● SUPPLIED ENTRIES:
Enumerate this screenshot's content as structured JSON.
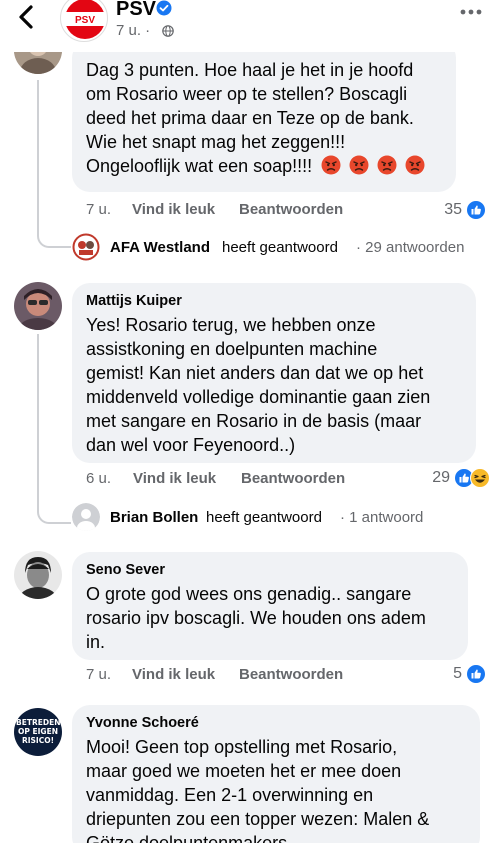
{
  "header": {
    "page_name": "PSV",
    "post_time": "7 u. ·",
    "back_icon": "chevron-left-icon",
    "verified_icon": "verified-badge-icon",
    "audience_icon": "globe-icon",
    "more_icon": "more-dots-icon",
    "accent": "#1877f2"
  },
  "comments": [
    {
      "author": "",
      "lines": [
        "Dag 3 punten. Hoe haal je het in je hoofd",
        "om Rosario weer op te stellen? Boscagli",
        "deed het prima daar en Teze op de bank.",
        "Wie het snapt mag het zeggen!!!",
        "Ongelooflijk wat een soap!!!!"
      ],
      "emojis": [
        "angry",
        "angry",
        "angry",
        "angry"
      ],
      "time": "7 u.",
      "like_label": "Vind ik leuk",
      "reply_label": "Beantwoorden",
      "reaction_count": "35",
      "reaction_icons": [
        "like-icon"
      ],
      "reply_summary": {
        "name": "AFA Westland",
        "action": "heeft geantwoord",
        "count": "· 29 antwoorden"
      }
    },
    {
      "author": "Mattijs Kuiper",
      "lines": [
        "Yes! Rosario terug, we hebben onze",
        "assistkoning en doelpunten machine",
        "gemist! Kan niet anders dan dat we op het",
        "middenveld volledige dominantie gaan zien",
        "met sangare en Rosario in de basis (maar",
        "dan wel voor Feyenoord..)"
      ],
      "time": "6 u.",
      "like_label": "Vind ik leuk",
      "reply_label": "Beantwoorden",
      "reaction_count": "29",
      "reaction_icons": [
        "like-icon",
        "haha-icon"
      ],
      "reply_summary": {
        "name": "Brian Bollen",
        "action": "heeft geantwoord",
        "count": "· 1 antwoord"
      }
    },
    {
      "author": "Seno Sever",
      "lines": [
        "O grote god wees ons genadig.. sangare",
        "rosario ipv boscagli. We houden ons adem",
        "in."
      ],
      "time": "7 u.",
      "like_label": "Vind ik leuk",
      "reply_label": "Beantwoorden",
      "reaction_count": "5",
      "reaction_icons": [
        "like-icon"
      ]
    },
    {
      "author": "Yvonne Schoeré",
      "avatar_text": "BETREDEN OP EIGEN RISICO!",
      "lines": [
        "Mooi! Geen top opstelling met Rosario,",
        "maar goed we moeten het er mee doen",
        "vanmiddag. Een 2-1 overwinning en",
        "driepunten zou een topper wezen: Malen &",
        "Götze doelpuntenmakers."
      ]
    }
  ]
}
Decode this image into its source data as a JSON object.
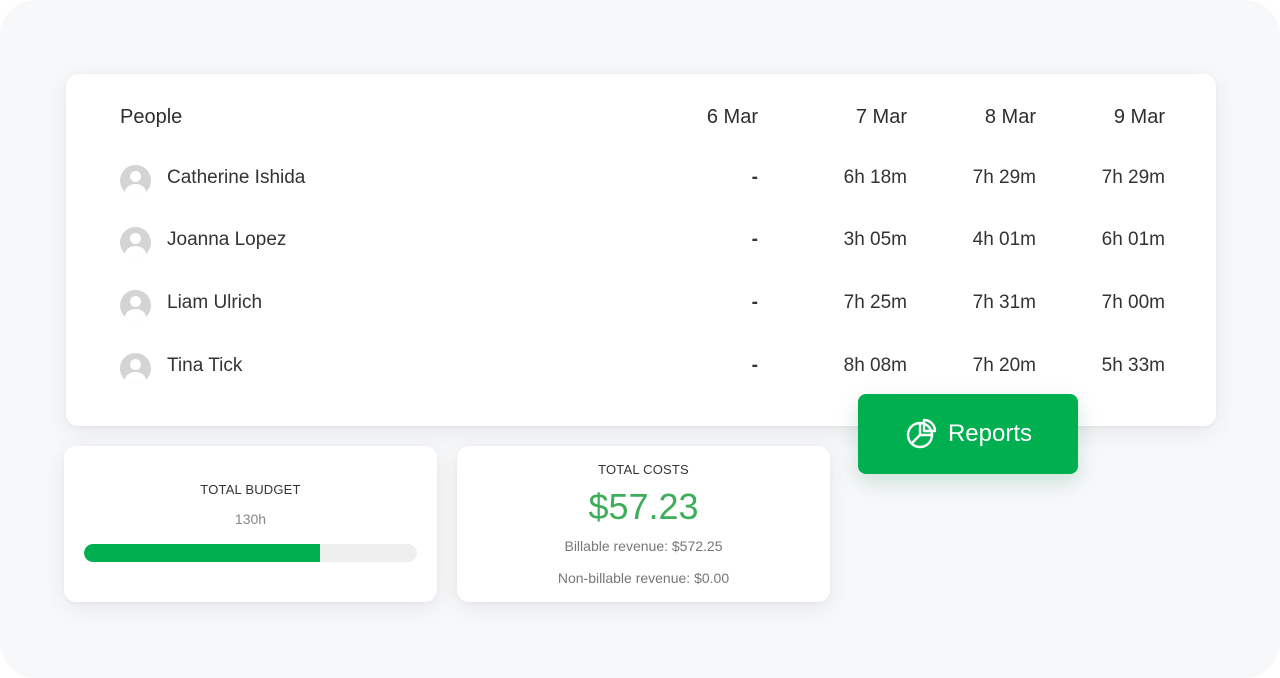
{
  "table": {
    "headers": {
      "people": "People",
      "days": [
        "6 Mar",
        "7 Mar",
        "8 Mar",
        "9 Mar"
      ]
    },
    "rows": [
      {
        "name": "Catherine Ishida",
        "values": [
          "-",
          "6h 18m",
          "7h 29m",
          "7h 29m"
        ]
      },
      {
        "name": "Joanna Lopez",
        "values": [
          "-",
          "3h 05m",
          "4h 01m",
          "6h 01m"
        ]
      },
      {
        "name": "Liam Ulrich",
        "values": [
          "-",
          "7h 25m",
          "7h 31m",
          "7h 00m"
        ]
      },
      {
        "name": "Tina Tick",
        "values": [
          "-",
          "8h 08m",
          "7h 20m",
          "5h 33m"
        ]
      }
    ]
  },
  "reports_button": {
    "label": "Reports",
    "icon": "pie-chart-icon"
  },
  "budget": {
    "title": "TOTAL BUDGET",
    "hours": "130h",
    "progress_fraction": 0.71
  },
  "costs": {
    "title": "TOTAL COSTS",
    "amount": "$57.23",
    "billable": "Billable revenue: $572.25",
    "non_billable": "Non-billable revenue: $0.00"
  },
  "colors": {
    "accent": "#00b050",
    "amount": "#3fae5a",
    "avatar": "#d4d4d4"
  }
}
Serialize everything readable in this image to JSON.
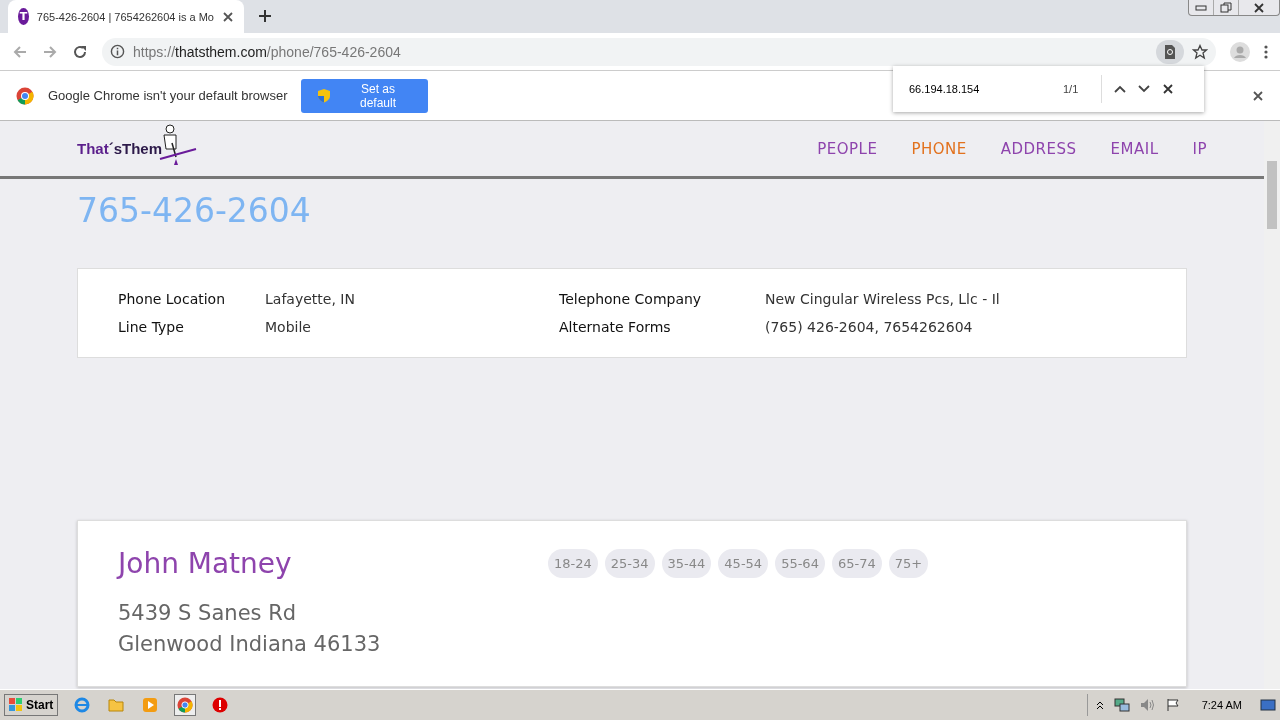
{
  "tab": {
    "title": "765-426-2604 | 7654262604 is a Mo",
    "favicon_letter": "T"
  },
  "address_bar": {
    "scheme": "https://",
    "host": "thatsthem.com",
    "path": "/phone/765-426-2604"
  },
  "infobar": {
    "message": "Google Chrome isn't your default browser",
    "button": "Set as default"
  },
  "find_bar": {
    "query": "66.194.18.154",
    "count": "1/1"
  },
  "site": {
    "logo_a": "That",
    "logo_b": "´s",
    "logo_c": "Them",
    "nav": [
      {
        "label": "PEOPLE",
        "selected": false
      },
      {
        "label": "PHONE",
        "selected": true
      },
      {
        "label": "ADDRESS",
        "selected": false
      },
      {
        "label": "EMAIL",
        "selected": false
      },
      {
        "label": "IP",
        "selected": false
      }
    ]
  },
  "phone_number": "765-426-2604",
  "details": [
    {
      "label": "Phone Location",
      "value": "Lafayette, IN"
    },
    {
      "label": "Telephone Company",
      "value": "New Cingular Wireless Pcs, Llc - Il"
    },
    {
      "label": "Line Type",
      "value": "Mobile"
    },
    {
      "label": "Alternate Forms",
      "value": "(765) 426-2604, 7654262604"
    }
  ],
  "person": {
    "name": "John Matney",
    "address_lines": [
      "5439 S Sanes Rd",
      "Glenwood Indiana 46133"
    ],
    "age_ranges": [
      "18-24",
      "25-34",
      "35-44",
      "45-54",
      "55-64",
      "65-74",
      "75+"
    ]
  },
  "taskbar": {
    "start": "Start",
    "time": "7:24 AM"
  }
}
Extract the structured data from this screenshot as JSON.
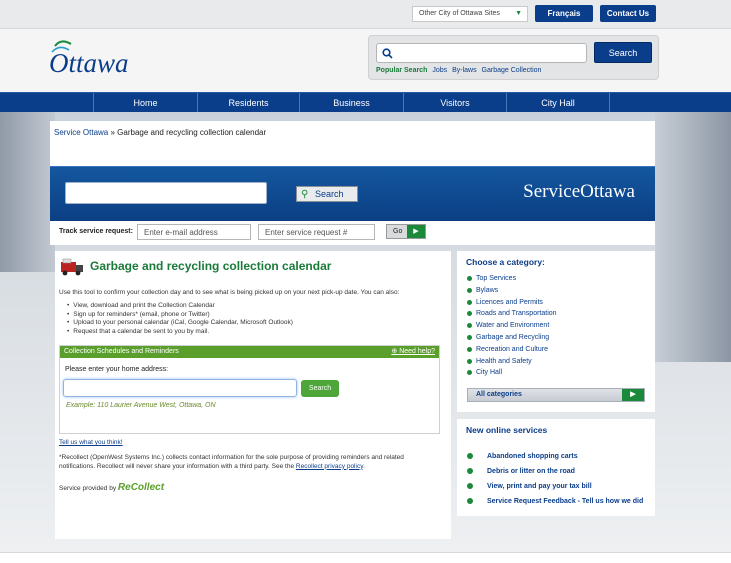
{
  "topbar": {
    "sites_select": "Other City of Ottawa Sites",
    "francais": "Français",
    "contact": "Contact Us"
  },
  "header": {
    "logo_text": "Ottawa",
    "search_button": "Search",
    "popular_label": "Popular Search",
    "popular_links": [
      "Jobs",
      "By-laws",
      "Garbage Collection"
    ]
  },
  "nav": {
    "items": [
      "Home",
      "Residents",
      "Business",
      "Visitors",
      "City Hall"
    ]
  },
  "breadcrumb": {
    "root": "Service Ottawa",
    "sep": "»",
    "current": "Garbage and recycling collection calendar"
  },
  "banner": {
    "search_button": "Search",
    "logo": "ServiceOttawa"
  },
  "track": {
    "label": "Track service request:",
    "email_placeholder": "Enter e-mail address",
    "request_placeholder": "Enter service request #",
    "go": "Go"
  },
  "content": {
    "title": "Garbage and recycling collection calendar",
    "intro": "Use this tool to confirm your collection day and to see what is being picked up on your next pick-up date. You can also:",
    "bullets": [
      "View, download and print the Collection Calendar",
      "Sign up for reminders* (email, phone or Twitter)",
      "Upload to your personal calendar (iCal, Google Calendar, Microsoft Outlook)",
      "Request that a calendar be sent to you by mail."
    ],
    "schedules_header": "Collection Schedules and Reminders",
    "need_help": "Need help?",
    "address_label": "Please enter your home address:",
    "search_button": "Search",
    "example": "Example: 110 Laurier Avenue West, Ottawa, ON",
    "tell_us": "Tell us what you think!",
    "disclaimer_1": "*Recollect (OpenWest Systems Inc.) collects contact information for the sole purpose of providing reminders and related notifications. Recollect will never share your information with a third party. See the",
    "privacy_link": "Recollect privacy policy",
    "disclaimer_2": ".",
    "provided_by": "Service provided by",
    "recollect_logo": "ReCollect"
  },
  "sidebar": {
    "category_title": "Choose a category:",
    "categories": [
      "Top Services",
      "Bylaws",
      "Licences and Permits",
      "Roads and Transportation",
      "Water and Environment",
      "Garbage and Recycling",
      "Recreation and Culture",
      "Health and Safety",
      "City Hall"
    ],
    "all_categories": "All categories",
    "news_title": "New online services",
    "news": [
      "Abandoned shopping carts",
      "Debris or litter on the road",
      "View, print and pay your tax bill",
      "Service Request Feedback - Tell us how we did"
    ]
  },
  "colors": {
    "brand_blue": "#0a3d8a",
    "brand_green": "#1a8a3a"
  }
}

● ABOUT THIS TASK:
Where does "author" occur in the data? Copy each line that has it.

● ANSWER FOR THIS EXERCISE:
      "author": "",
      "author": "Mattijs Kuiper",
      "author": "Seno Sever",
      "author": "Yvonne Schoeré",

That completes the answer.